[Items listed in a dataset]

★ ★ ★ ★ ★

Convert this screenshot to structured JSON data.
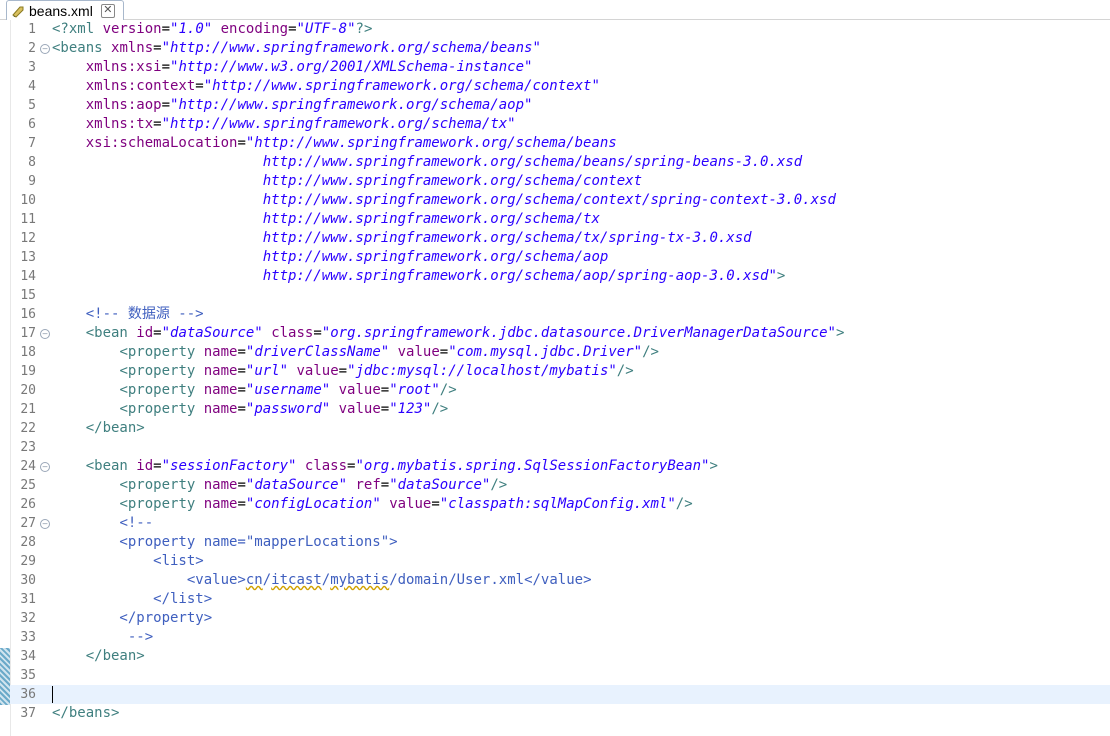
{
  "tab": {
    "title": "beans.xml",
    "icon": "xml-file-icon",
    "close": "✕"
  },
  "lines": [
    {
      "n": "1",
      "tokens": [
        [
          "tag",
          "<?xml "
        ],
        [
          "attr",
          "version"
        ],
        [
          "txt",
          "="
        ],
        [
          "val",
          "\"1.0\""
        ],
        [
          "txt",
          " "
        ],
        [
          "attr",
          "encoding"
        ],
        [
          "txt",
          "="
        ],
        [
          "val",
          "\"UTF-8\""
        ],
        [
          "tag",
          "?>"
        ]
      ]
    },
    {
      "n": "2",
      "fold": true,
      "tokens": [
        [
          "tag",
          "<beans "
        ],
        [
          "attr",
          "xmlns"
        ],
        [
          "txt",
          "="
        ],
        [
          "val",
          "\"http://www.springframework.org/schema/beans\""
        ]
      ]
    },
    {
      "n": "3",
      "tokens": [
        [
          "txt",
          "    "
        ],
        [
          "attr",
          "xmlns:xsi"
        ],
        [
          "txt",
          "="
        ],
        [
          "val",
          "\"http://www.w3.org/2001/XMLSchema-instance\""
        ]
      ]
    },
    {
      "n": "4",
      "tokens": [
        [
          "txt",
          "    "
        ],
        [
          "attr",
          "xmlns:context"
        ],
        [
          "txt",
          "="
        ],
        [
          "val",
          "\"http://www.springframework.org/schema/context\""
        ]
      ]
    },
    {
      "n": "5",
      "tokens": [
        [
          "txt",
          "    "
        ],
        [
          "attr",
          "xmlns:aop"
        ],
        [
          "txt",
          "="
        ],
        [
          "val",
          "\"http://www.springframework.org/schema/aop\""
        ]
      ]
    },
    {
      "n": "6",
      "tokens": [
        [
          "txt",
          "    "
        ],
        [
          "attr",
          "xmlns:tx"
        ],
        [
          "txt",
          "="
        ],
        [
          "val",
          "\"http://www.springframework.org/schema/tx\""
        ]
      ]
    },
    {
      "n": "7",
      "tokens": [
        [
          "txt",
          "    "
        ],
        [
          "attr",
          "xsi:schemaLocation"
        ],
        [
          "txt",
          "="
        ],
        [
          "val",
          "\"http://www.springframework.org/schema/beans"
        ]
      ]
    },
    {
      "n": "8",
      "tokens": [
        [
          "txt",
          "                         "
        ],
        [
          "val",
          "http://www.springframework.org/schema/beans/spring-beans-3.0.xsd"
        ]
      ]
    },
    {
      "n": "9",
      "tokens": [
        [
          "txt",
          "                         "
        ],
        [
          "val",
          "http://www.springframework.org/schema/context"
        ]
      ]
    },
    {
      "n": "10",
      "tokens": [
        [
          "txt",
          "                         "
        ],
        [
          "val",
          "http://www.springframework.org/schema/context/spring-context-3.0.xsd"
        ]
      ]
    },
    {
      "n": "11",
      "tokens": [
        [
          "txt",
          "                         "
        ],
        [
          "val",
          "http://www.springframework.org/schema/tx"
        ]
      ]
    },
    {
      "n": "12",
      "tokens": [
        [
          "txt",
          "                         "
        ],
        [
          "val",
          "http://www.springframework.org/schema/tx/spring-tx-3.0.xsd"
        ]
      ]
    },
    {
      "n": "13",
      "tokens": [
        [
          "txt",
          "                         "
        ],
        [
          "val",
          "http://www.springframework.org/schema/aop"
        ]
      ]
    },
    {
      "n": "14",
      "tokens": [
        [
          "txt",
          "                         "
        ],
        [
          "val",
          "http://www.springframework.org/schema/aop/spring-aop-3.0.xsd\""
        ],
        [
          "tag",
          ">"
        ]
      ]
    },
    {
      "n": "15",
      "tokens": []
    },
    {
      "n": "16",
      "tokens": [
        [
          "txt",
          "    "
        ],
        [
          "com",
          "<!-- 数据源 -->"
        ]
      ]
    },
    {
      "n": "17",
      "fold": true,
      "tokens": [
        [
          "txt",
          "    "
        ],
        [
          "tag",
          "<bean "
        ],
        [
          "attr",
          "id"
        ],
        [
          "txt",
          "="
        ],
        [
          "val",
          "\"dataSource\""
        ],
        [
          "txt",
          " "
        ],
        [
          "attr",
          "class"
        ],
        [
          "txt",
          "="
        ],
        [
          "val",
          "\"org.springframework.jdbc.datasource.DriverManagerDataSource\""
        ],
        [
          "tag",
          ">"
        ]
      ]
    },
    {
      "n": "18",
      "tokens": [
        [
          "txt",
          "        "
        ],
        [
          "tag",
          "<property "
        ],
        [
          "attr",
          "name"
        ],
        [
          "txt",
          "="
        ],
        [
          "val",
          "\"driverClassName\""
        ],
        [
          "txt",
          " "
        ],
        [
          "attr",
          "value"
        ],
        [
          "txt",
          "="
        ],
        [
          "val",
          "\"com.mysql.jdbc.Driver\""
        ],
        [
          "tag",
          "/>"
        ]
      ]
    },
    {
      "n": "19",
      "tokens": [
        [
          "txt",
          "        "
        ],
        [
          "tag",
          "<property "
        ],
        [
          "attr",
          "name"
        ],
        [
          "txt",
          "="
        ],
        [
          "val",
          "\"url\""
        ],
        [
          "txt",
          " "
        ],
        [
          "attr",
          "value"
        ],
        [
          "txt",
          "="
        ],
        [
          "val",
          "\"jdbc:mysql://localhost/mybatis\""
        ],
        [
          "tag",
          "/>"
        ]
      ]
    },
    {
      "n": "20",
      "tokens": [
        [
          "txt",
          "        "
        ],
        [
          "tag",
          "<property "
        ],
        [
          "attr",
          "name"
        ],
        [
          "txt",
          "="
        ],
        [
          "val",
          "\"username\""
        ],
        [
          "txt",
          " "
        ],
        [
          "attr",
          "value"
        ],
        [
          "txt",
          "="
        ],
        [
          "val",
          "\"root\""
        ],
        [
          "tag",
          "/>"
        ]
      ]
    },
    {
      "n": "21",
      "tokens": [
        [
          "txt",
          "        "
        ],
        [
          "tag",
          "<property "
        ],
        [
          "attr",
          "name"
        ],
        [
          "txt",
          "="
        ],
        [
          "val",
          "\"password\""
        ],
        [
          "txt",
          " "
        ],
        [
          "attr",
          "value"
        ],
        [
          "txt",
          "="
        ],
        [
          "val",
          "\"123\""
        ],
        [
          "tag",
          "/>"
        ]
      ]
    },
    {
      "n": "22",
      "tokens": [
        [
          "txt",
          "    "
        ],
        [
          "tag",
          "</bean>"
        ]
      ]
    },
    {
      "n": "23",
      "tokens": []
    },
    {
      "n": "24",
      "fold": true,
      "tokens": [
        [
          "txt",
          "    "
        ],
        [
          "tag",
          "<bean "
        ],
        [
          "attr",
          "id"
        ],
        [
          "txt",
          "="
        ],
        [
          "val",
          "\"sessionFactory\""
        ],
        [
          "txt",
          " "
        ],
        [
          "attr",
          "class"
        ],
        [
          "txt",
          "="
        ],
        [
          "val",
          "\"org.mybatis.spring.SqlSessionFactoryBean\""
        ],
        [
          "tag",
          ">"
        ]
      ]
    },
    {
      "n": "25",
      "tokens": [
        [
          "txt",
          "        "
        ],
        [
          "tag",
          "<property "
        ],
        [
          "attr",
          "name"
        ],
        [
          "txt",
          "="
        ],
        [
          "val",
          "\"dataSource\""
        ],
        [
          "txt",
          " "
        ],
        [
          "attr",
          "ref"
        ],
        [
          "txt",
          "="
        ],
        [
          "val",
          "\"dataSource\""
        ],
        [
          "tag",
          "/>"
        ]
      ]
    },
    {
      "n": "26",
      "tokens": [
        [
          "txt",
          "        "
        ],
        [
          "tag",
          "<property "
        ],
        [
          "attr",
          "name"
        ],
        [
          "txt",
          "="
        ],
        [
          "val",
          "\"configLocation\""
        ],
        [
          "txt",
          " "
        ],
        [
          "attr",
          "value"
        ],
        [
          "txt",
          "="
        ],
        [
          "val",
          "\"classpath:sqlMapConfig.xml\""
        ],
        [
          "tag",
          "/>"
        ]
      ]
    },
    {
      "n": "27",
      "fold": true,
      "tokens": [
        [
          "txt",
          "        "
        ],
        [
          "com",
          "<!--"
        ]
      ]
    },
    {
      "n": "28",
      "tokens": [
        [
          "com",
          "        <property name=\"mapperLocations\">"
        ]
      ]
    },
    {
      "n": "29",
      "tokens": [
        [
          "com",
          "            <list>"
        ]
      ]
    },
    {
      "n": "30",
      "tokens": [
        [
          "com",
          "                <value>"
        ],
        [
          "comerr",
          "cn"
        ],
        [
          "com",
          "/"
        ],
        [
          "comerr",
          "itcast"
        ],
        [
          "com",
          "/"
        ],
        [
          "comerr",
          "mybatis"
        ],
        [
          "com",
          "/domain/User.xml</value>"
        ]
      ]
    },
    {
      "n": "31",
      "tokens": [
        [
          "com",
          "            </list>"
        ]
      ]
    },
    {
      "n": "32",
      "tokens": [
        [
          "com",
          "        </property>"
        ]
      ]
    },
    {
      "n": "33",
      "tokens": [
        [
          "com",
          "         -->"
        ]
      ]
    },
    {
      "n": "34",
      "tokens": [
        [
          "txt",
          "    "
        ],
        [
          "tag",
          "</bean>"
        ]
      ]
    },
    {
      "n": "35",
      "tokens": []
    },
    {
      "n": "36",
      "current": true,
      "tokens": []
    },
    {
      "n": "37",
      "tokens": [
        [
          "tag",
          "</beans>"
        ]
      ]
    }
  ]
}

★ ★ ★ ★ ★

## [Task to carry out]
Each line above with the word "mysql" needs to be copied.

## [Result]
          "\"com.mysql.jdbc.Driver\""
          "\"jdbc:mysql://localhost/mybatis\""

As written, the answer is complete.